Customer Question

My almost 13-year-old female kitty was recently diagnosed with pancreatitis. She was given an injection of prednisone about 2 weeks ago. However, within a week, her flapping tail, restlessness, & hiding from us suggested she was in pain. Despite the stress of taking her to our vet 3 X in one week, I wanted to relieve her pain.
The vet. gave her a week's worth of small kitty morphine - she dropped a half pound from 10 lbs. to 9.5 over a 2-month period. She seems a little better. Her appetite is still ravenous. But when I try to pet her, she hides. Still, she doesn't sleep in her normal places - she has the run of the house - but lowers herself gradually on her haunches on the floor and stares in front of her. I worry that she doesn't sleep.
Our vet has done 2 blood tests, discovered abnormality in lipase; kidney & liver function normal, she says. Is there anything else we could do for Minnie?
Submitted: 1 year ago.
Category: Cat Veterinary
Expert:  Katie Volat replied 1 year ago.

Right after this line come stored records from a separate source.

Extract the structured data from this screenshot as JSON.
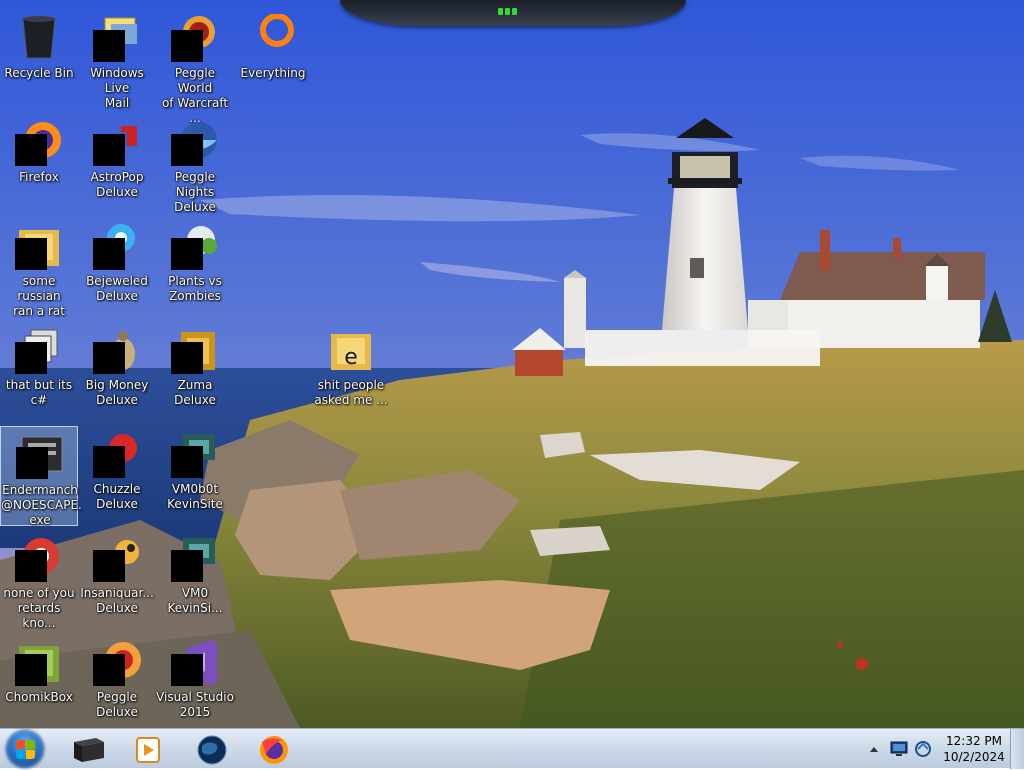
{
  "desktop": {
    "icons": [
      {
        "label_lines": [
          "Recycle Bin"
        ],
        "icon": "recycle-bin-icon"
      },
      {
        "label_lines": [
          "Windows Live",
          "Mail"
        ],
        "icon": "windows-live-mail-icon"
      },
      {
        "label_lines": [
          "Peggle World",
          "of Warcraft ..."
        ],
        "icon": "peggle-world-of-warcraft-icon"
      },
      {
        "label_lines": [
          "Everything"
        ],
        "icon": "everything-search-icon"
      },
      {
        "label_lines": [
          "Firefox"
        ],
        "icon": "firefox-icon"
      },
      {
        "label_lines": [
          "AstroPop",
          "Deluxe"
        ],
        "icon": "astropop-icon"
      },
      {
        "label_lines": [
          "Peggle Nights",
          "Deluxe"
        ],
        "icon": "peggle-nights-icon"
      },
      {
        "label_lines": [
          "some russian",
          "ran a rat"
        ],
        "icon": "folder-icon"
      },
      {
        "label_lines": [
          "Bejeweled",
          "Deluxe"
        ],
        "icon": "bejeweled-icon"
      },
      {
        "label_lines": [
          "Plants vs",
          "Zombies"
        ],
        "icon": "plants-vs-zombies-icon"
      },
      {
        "label_lines": [
          "that but its c#"
        ],
        "icon": "stacked-windows-icon"
      },
      {
        "label_lines": [
          "Big Money",
          "Deluxe"
        ],
        "icon": "big-money-icon"
      },
      {
        "label_lines": [
          "Zuma Deluxe"
        ],
        "icon": "zuma-icon"
      },
      {
        "label_lines": [
          "shit people",
          "asked me ..."
        ],
        "icon": "folder-icon"
      },
      {
        "label_lines": [
          "Endermanch",
          "@NOESCAPE.",
          "exe"
        ],
        "icon": "application-icon"
      },
      {
        "label_lines": [
          "Chuzzle",
          "Deluxe"
        ],
        "icon": "chuzzle-icon"
      },
      {
        "label_lines": [
          "VM0b0t",
          "KevinSite"
        ],
        "icon": "vm-icon"
      },
      {
        "label_lines": [
          "none of you",
          "retards kno..."
        ],
        "icon": "chrome-icon"
      },
      {
        "label_lines": [
          "Insaniquar...",
          "Deluxe"
        ],
        "icon": "insaniquarium-icon"
      },
      {
        "label_lines": [
          "VM0",
          "KevinSi..."
        ],
        "icon": "vm-icon"
      },
      {
        "label_lines": [
          "ChomikBox"
        ],
        "icon": "chomikbox-icon"
      },
      {
        "label_lines": [
          "Peggle Deluxe"
        ],
        "icon": "peggle-icon"
      },
      {
        "label_lines": [
          "Visual Studio",
          "2015"
        ],
        "icon": "visual-studio-icon"
      }
    ]
  },
  "taskbar": {
    "pinned": [
      {
        "name": "command-prompt-icon"
      },
      {
        "name": "media-player-icon"
      },
      {
        "name": "globe-icon"
      },
      {
        "name": "firefox-icon"
      }
    ],
    "clock": {
      "time": "12:32 PM",
      "date": "10/2/2024"
    }
  },
  "colors": {
    "taskbar": "#cfdbe9",
    "selection": "#bed7f5",
    "sky": "#4a6fd6"
  }
}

This is Dr. KV. I'm sorry to hear Minnie is not feeling well. Pancreatitis can be quite painful, so it is a good thing Minnie was given pain medication. The best way to get more information at this point would be an abdominal ultrasound. This is fairly non-invasive, but can provide more information to rule out cancer of the pancreas.

Expert:  Katie Volat replied 1 year ago.

Many of the behaviors you are describing also fit with anxiety, so an anti-anxiety supplement or medication may also be helpful. Some cats who suffer from anxiety also suffer from more episodes of pancreatitis.

Expert:  Katie Volat replied 1 year ago.

An ultrasound can also provide info regarding irritable bowel syndrome, but often an intestinal biopsy is required to diagnose IBD.

Expert:  Katie Volat replied 1 year ago.

Please feel free to reach out if I can assist you further.

With appreciation,

Dr. KV

Expert:  Katie Volat replied 1 year ago.

Hi Trudy,

Sorry for the delay...I received your other request for info and wanted to answer your questions here:

I am almost certain there are many qualified vets who could do an abdominal ultrasound in your area. Many ultrasonographers are mobile, so they travel to clinics in the inland empire frequently. Your regular vet should be able to schedule this.

A pain medicine and anti-anxiety medicine are usually fine together. Buspar is often used in kitties, as well as prozac and paxil. I often have some cats on both types of medications.

I do feel animals pick up on our anxiety, and cats are especially sensitive to changes in their owners' moods. If you feel Minnie is very senstitive and in-tune with your emotions, than an anti-anxiety supplement or medication may be very helpful. Royal canin makes a Calm Diet which is also a nice natural remedy. I actually have my anxious cat on this diet and he is doing well with it. There is also a supplement made in a treat form called Composure which I've had success with in many cats who are finicky eaters.

Please feel free to reach out again if I can answer or help with anything. I usually check in to the website daily.

All the best,

Dr. KV

Expert:  Katie Volat replied 1 year ago.

I'm just following up on our conversation about Minnie. How is everything going?

Katie Volat